It's pretty clear from Rita Rakestraw's campaign kickoff event that she really likes the diversity policy and folk music.
Rakestraw told the crowd on Thursday that a main part of her platform for the school board is protecting the diversity policy. She later ended the event by pulling out a guitar and playing a pair of folk tunes.
"I want to make sure all our schools are socioeconomicially diverse," Rakestraw said. "That is really important. In terms of academic achievement, diversity is what we need."
...The lower income kids do better on their test scores and the higher income kids do as well if not better. It's a win-win situation for everybody."
Rakestraw later took aim at her two likely opponents for the District 1 seat, Chris Malone and Debbie Vair.
"My opponents, they want to get rid of the diversity program and that's a real shame because that is our foundation for our academic success for the Wake County Schools for the past 30 years," she said. "And we can not let them get away with that."
Rakestraw did acknowledge the concerns of critics.
"I've heard from a lot of people who have problems with the school system and they're upset about different things and I know we do need change," she said. "...When I'm on the school board I'm going to make it one of my top priorities to try to reduce the busing and reduce the reassignments and try to make it so that kids don't have to go as far. But I will not leave any child behind to get there."
She then talked about supporting changes in the state curriculum to increase the study of world history and to decrease the time spent on N.C. history. That's one of the recommendations from the Wake Education Partnership's "Suspending Disbelief" report.
The last act of the event was Rakestraw's musical performance. The first song she played was one she'd written about her 2-year-old adopted son from Korea.
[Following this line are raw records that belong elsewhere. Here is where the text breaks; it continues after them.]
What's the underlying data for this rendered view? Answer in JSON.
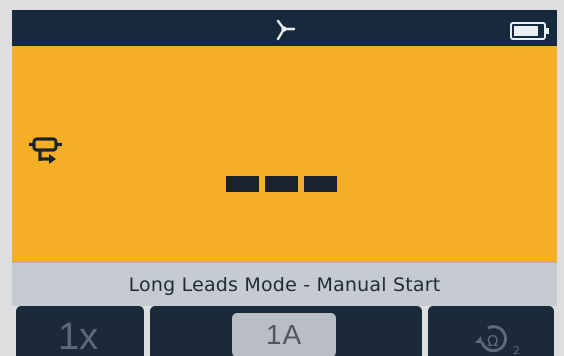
{
  "status_bar": {
    "probe_icon": "probe-icon",
    "battery_icon": "battery-icon"
  },
  "reading": {
    "leads_icon": "long-leads-icon",
    "value": "---"
  },
  "mode": {
    "title": "Long Leads Mode - Manual Start"
  },
  "softkeys": {
    "multiplier": "1x",
    "current": "1A",
    "null_icon": "null-ohm-icon",
    "null_subscript": "2"
  },
  "colors": {
    "status_bar": "#17293d",
    "reading_panel": "#f5ae26",
    "mode_bar": "#c5cbd1",
    "softkey": "#1b2a3a",
    "chip": "#b9bec4"
  }
}
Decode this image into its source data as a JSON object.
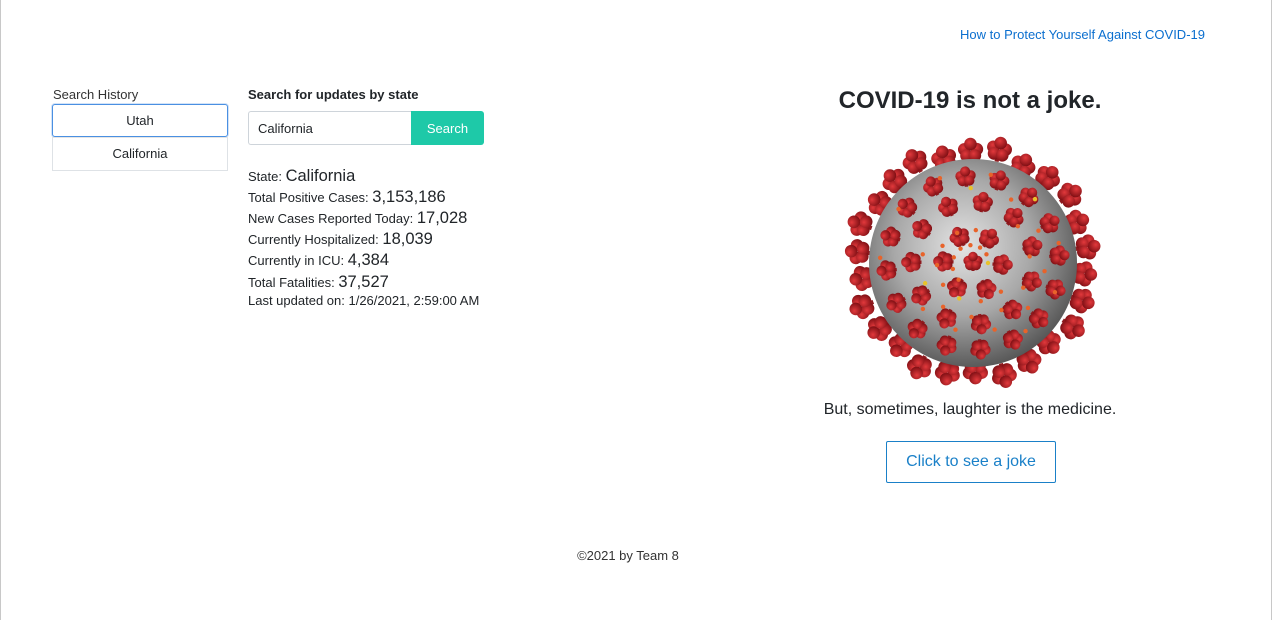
{
  "header": {
    "protect_link": "How to Protect Yourself Against COVID-19"
  },
  "history": {
    "label": "Search History",
    "items": [
      {
        "label": "Utah",
        "active": true
      },
      {
        "label": "California",
        "active": false
      }
    ]
  },
  "search": {
    "heading": "Search for updates by state",
    "input_value": "California",
    "button_label": "Search"
  },
  "stats": {
    "state_label": "State: ",
    "state_value": "California",
    "positive_label": "Total Positive Cases: ",
    "positive_value": "3,153,186",
    "new_label": "New Cases Reported Today: ",
    "new_value": "17,028",
    "hospital_label": "Currently Hospitalized: ",
    "hospital_value": "18,039",
    "icu_label": "Currently in ICU: ",
    "icu_value": "4,384",
    "fatalities_label": "Total Fatalities: ",
    "fatalities_value": "37,527",
    "updated_text": "Last updated on: 1/26/2021, 2:59:00 AM"
  },
  "joke": {
    "headline": "COVID-19 is not a joke.",
    "image_subject": "coronavirus-illustration",
    "tagline": "But, sometimes, laughter is the medicine.",
    "button_label": "Click to see a joke"
  },
  "footer": {
    "text": "©2021 by Team 8"
  },
  "colors": {
    "link": "#0b6fcf",
    "search_button": "#1ec9a8",
    "joke_button": "#1a80c8",
    "virus_body": "#9a9a9a",
    "virus_spike": "#c0232a",
    "virus_dot": "#e8632a"
  }
}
For the second song, she asked the crowd to join her in singing "Old Blue."
"I bet you've never heard a school board candidate play folk music," she said after the applause.